- Where do I feel I am least “real” in my life and work?
- What is holding me back from fully engaging, from being me?
- What is one thing I can do to show up more authentically?

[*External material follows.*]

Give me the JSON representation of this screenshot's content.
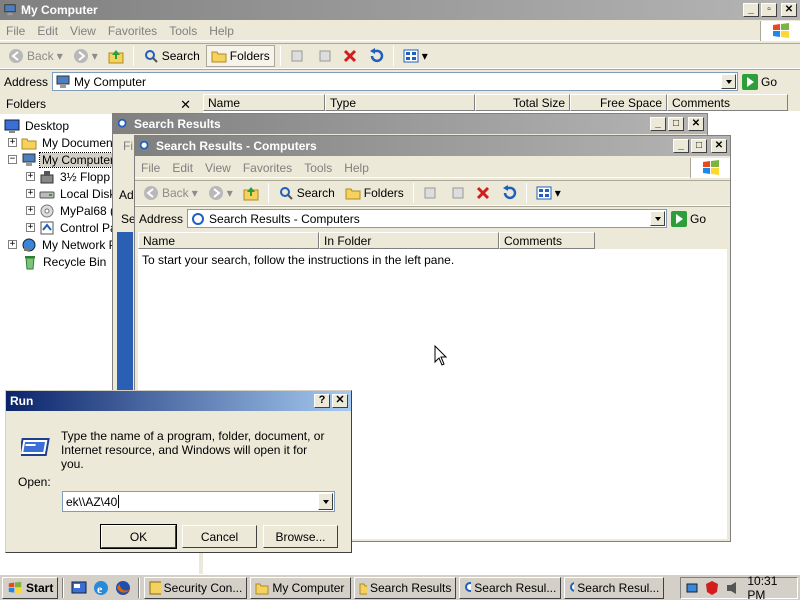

Last week, I tried to record my first podcast. I say “tried” because it was a failed attempt (ahem, note to self: be sure to silence cell phone before recording). That’s not the point, though. I hadn’t planned to publish the episode—rather, I was starting to get used to something that’s unfamiliar. I was attempting to make a transition into a different way of working, of interacting, of engaging. My failed podcast episode will never see the light of a smartphone. I’ve tried a lot of things that have never surfaced. But hey, I’m trying. It’s new, but isn’t that the point? I’m doing the same with video. If you’re my friend on social media, you might have seen that I recorded a video recently about my work. Here it is, if you missed it: Let’s be honest: I’m a little awkward. I get more at ease as the video goes on, but recording this video was extremely uncomfortable for me. And I’m OK with that. What’s cool about this video, though, is there are so many flashes of fun and joy. Just look at this: I’m having a good time. I might not be perfectly polished, but I’m being real. And yeah, super awkward. But joyfully awkward. That doesn’t mean I don’t show up with excellence. No way. Excellence will always be central to my work; it will always be the goal and measure. But excellence is only ever possible if you show up and do the work—if you engage before it comes naturally. In the past, I never wanted to show the behind-the-scenes of transition and growth. I needed to maintain a perfect exterior, showing only polished professionalism. I still consider myself to be, at my core, a professional, but here’s the thing: when I open up, when I get real, I engage more deeply with those around me. I get to be me, and you know what? I like me. And I’m having a lot more fun. Have you ever felt such pressure to perform—to be perfect—that you can’t fully engage with the moment? Be honest. Even the most confident person has insecurities that prevent them from being fully present at all times. A few questions for this week: